Most of the media attention has been on the decline of defined benefit pension plans. That is, for large companies. Defined benefit plans are alive and well for small business owners.

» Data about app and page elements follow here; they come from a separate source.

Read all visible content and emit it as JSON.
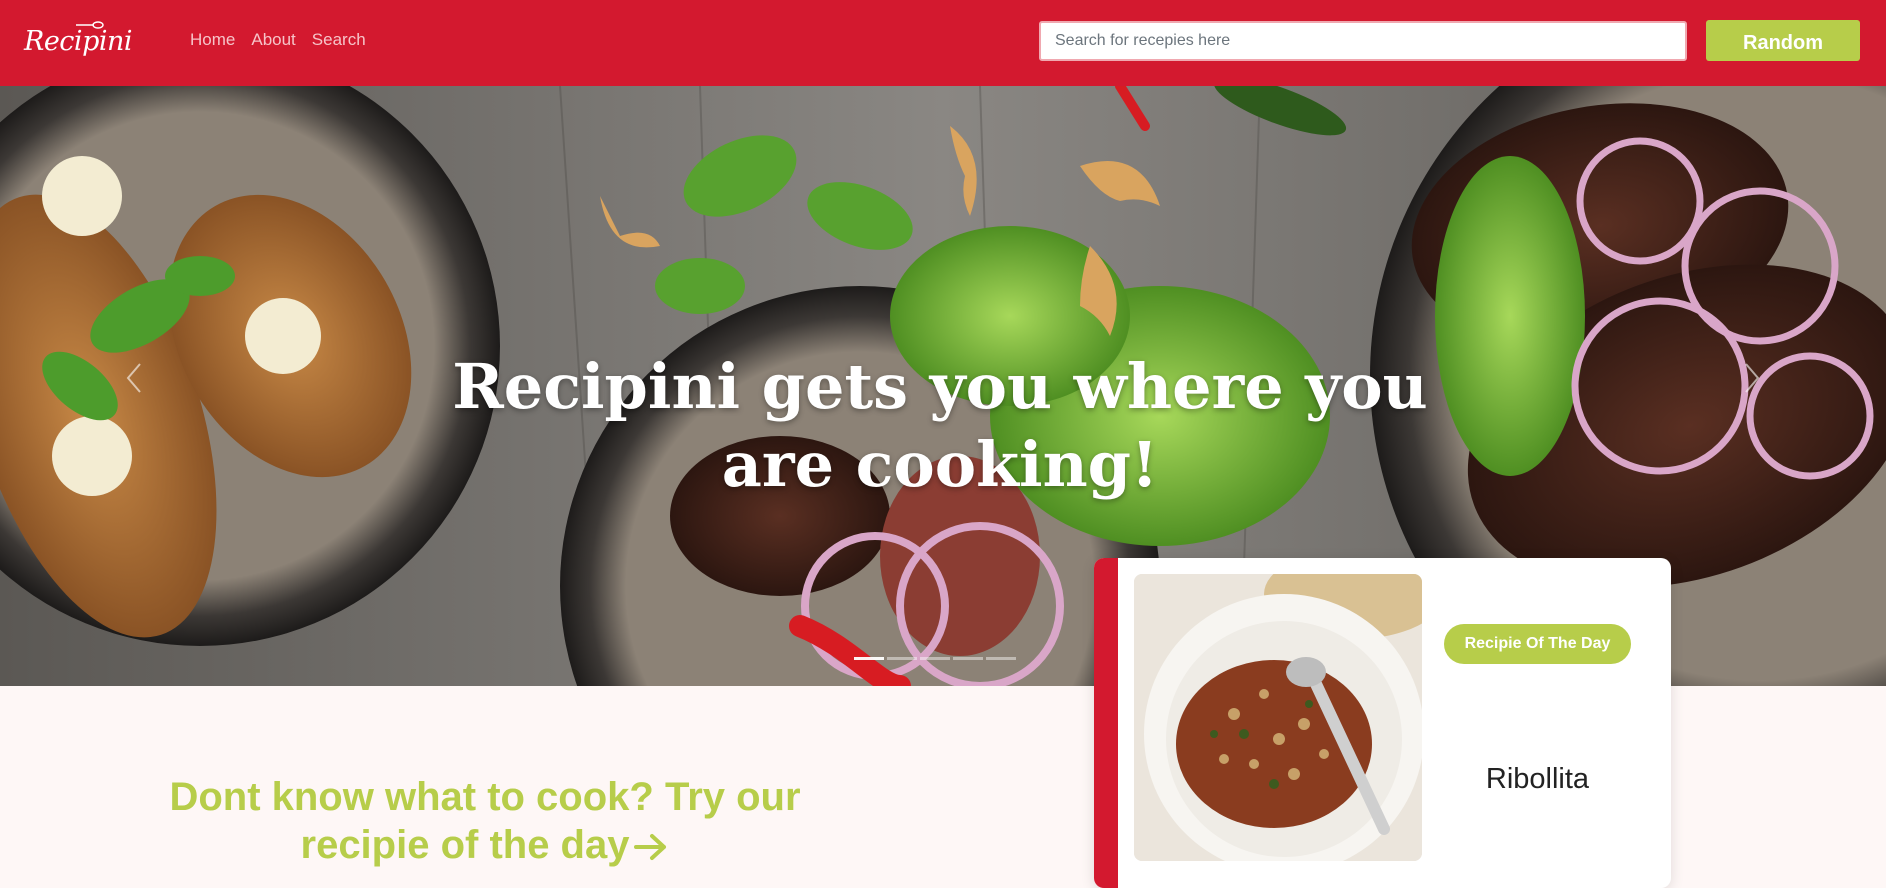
{
  "brand": {
    "logo_text": "Recipini"
  },
  "nav": {
    "home": "Home",
    "about": "About",
    "search": "Search"
  },
  "search": {
    "placeholder": "Search for recepies here"
  },
  "random_button": {
    "label": "Random"
  },
  "hero": {
    "title": "Recipini gets you where you are cooking!",
    "slide_count": 5,
    "active_slide": 1
  },
  "cta": {
    "text": "Dont know what to cook? Try our recipie of the day"
  },
  "recipe_of_day": {
    "badge": "Recipie Of The Day",
    "name": "Ribollita"
  },
  "colors": {
    "brand_red": "#d3192f",
    "accent_green": "#b7cd4a",
    "page_bg": "#fef7f6"
  },
  "icons": {
    "prev": "chevron-left-icon",
    "next": "chevron-right-icon",
    "cta_arrow": "arrow-right-icon"
  }
}
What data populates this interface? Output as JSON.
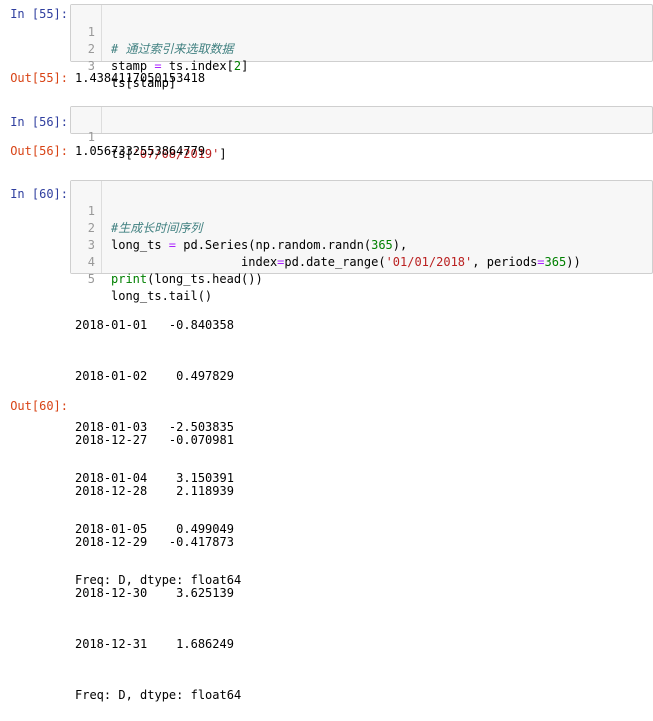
{
  "cells": {
    "c55": {
      "in_prompt": "In [55]:",
      "lines": [
        "1",
        "2",
        "3"
      ],
      "line1": "# 通过索引来选取数据",
      "line2_a": "stamp ",
      "line2_op": "=",
      "line2_b": " ts.index[",
      "line2_num": "2",
      "line2_c": "]",
      "line3": "ts[stamp]",
      "out_prompt": "Out[55]:",
      "out": "1.4384117050153418"
    },
    "c56": {
      "in_prompt": "In [56]:",
      "lines": [
        "1"
      ],
      "line1_a": "ts[",
      "line1_str": "'07/08/2019'",
      "line1_b": "]",
      "out_prompt": "Out[56]:",
      "out": "1.0567332553864779"
    },
    "c60": {
      "in_prompt": "In [60]:",
      "lines": [
        "1",
        "2",
        "3",
        "4",
        "5"
      ],
      "line1": "#生成长时间序列",
      "line2_a": "long_ts ",
      "line2_op": "=",
      "line2_b": " pd.Series(np.random.randn(",
      "line2_num": "365",
      "line2_c": "),",
      "line3_pad": "                  ",
      "line3_a": "index",
      "line3_op": "=",
      "line3_b": "pd.date_range(",
      "line3_str": "'01/01/2018'",
      "line3_c": ", periods",
      "line3_op2": "=",
      "line3_num": "365",
      "line3_d": "))",
      "line4_kw": "print",
      "line4_b": "(long_ts.head())",
      "line5": "long_ts.tail()",
      "stdout": [
        "2018-01-01   -0.840358",
        "2018-01-02    0.497829",
        "2018-01-03   -2.503835",
        "2018-01-04    3.150391",
        "2018-01-05    0.499049",
        "Freq: D, dtype: float64"
      ],
      "out_prompt": "Out[60]:",
      "out": [
        "2018-12-27   -0.070981",
        "2018-12-28    2.118939",
        "2018-12-29   -0.417873",
        "2018-12-30    3.625139",
        "2018-12-31    1.686249",
        "Freq: D, dtype: float64"
      ]
    }
  }
}
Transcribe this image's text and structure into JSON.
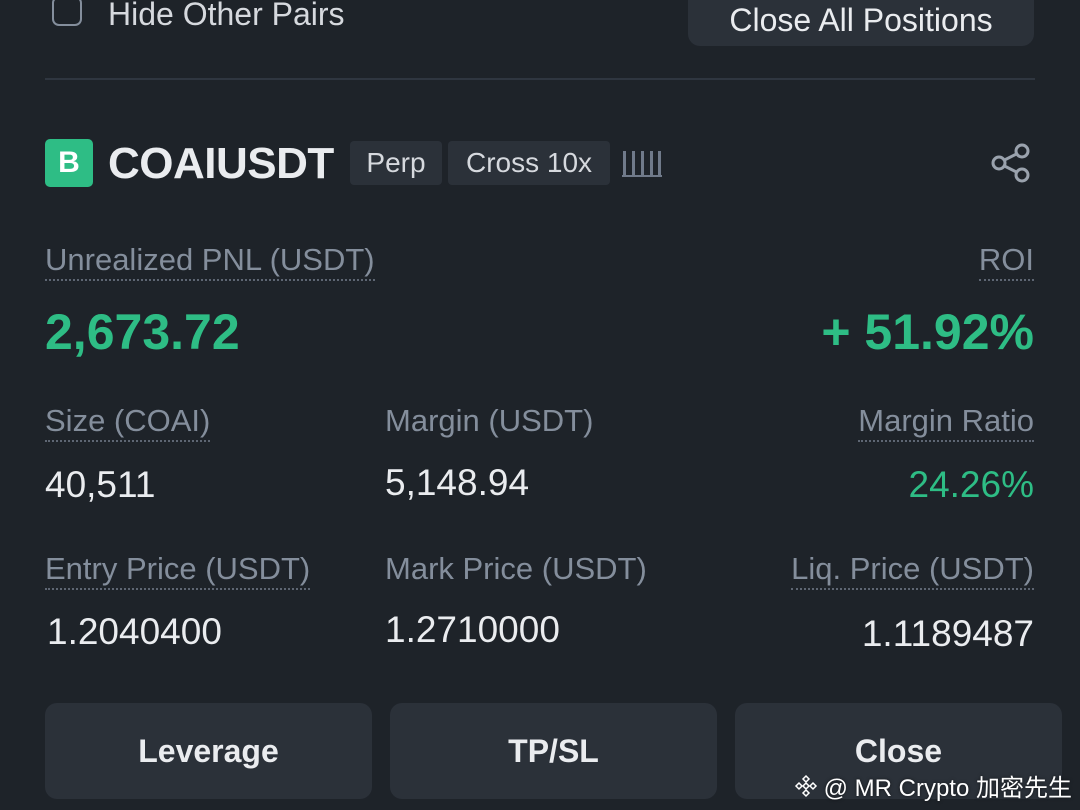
{
  "top": {
    "hide_other_pairs_label": "Hide Other Pairs",
    "close_all_label": "Close All Positions"
  },
  "position": {
    "side_badge": "B",
    "symbol": "COAIUSDT",
    "contract_type": "Perp",
    "margin_mode": "Cross 10x",
    "unrealized_pnl_label": "Unrealized PNL (USDT)",
    "unrealized_pnl_value": "2,673.72",
    "roi_label": "ROI",
    "roi_value": "+ 51.92%",
    "size_label": "Size (COAI)",
    "size_value": "40,511",
    "margin_label": "Margin (USDT)",
    "margin_value": "5,148.94",
    "margin_ratio_label": "Margin Ratio",
    "margin_ratio_value": "24.26%",
    "entry_price_label": "Entry Price (USDT)",
    "entry_price_value": "1.2040400",
    "mark_price_label": "Mark Price (USDT)",
    "mark_price_value": "1.2710000",
    "liq_price_label": "Liq. Price (USDT)",
    "liq_price_value": "1.1189487"
  },
  "actions": {
    "leverage_label": "Leverage",
    "tpsl_label": "TP/SL",
    "close_label": "Close"
  },
  "watermark": {
    "text": "@ MR Crypto 加密先生"
  },
  "colors": {
    "background": "#1e2329",
    "panel": "#2b3139",
    "positive": "#2ebd85",
    "muted": "#848e9c",
    "text": "#eaecef"
  },
  "icons": {
    "share": "share-icon",
    "signal": "signal-bars-icon",
    "checkbox": "checkbox-unchecked-icon",
    "logo": "binance-logo-icon"
  }
}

And in the same vein – but at a much faster pace – large publicly traded companies are terminating their ESOPs.
According to Corey Rosen, Executive Director of the National Center for Employee Ownership in his recent Employee Ownership Update, one third of the largest 900 companies that had ESOPs in 2004 (the Fortune 500 and the Russell 400) had reduced the stock held in the plan to zero or close to it by the end of 2005. Corey thinks that this a direct result of concerns about legal fallout from the Enron, WorldCom, RiteAid, and other "stock drop" lawsuits that began earlier in the decade.
But as with defined benefit pension plans, ESOPs are alive and well in privately held companies, particularly as an exit strategy for Baby Boomer business owners.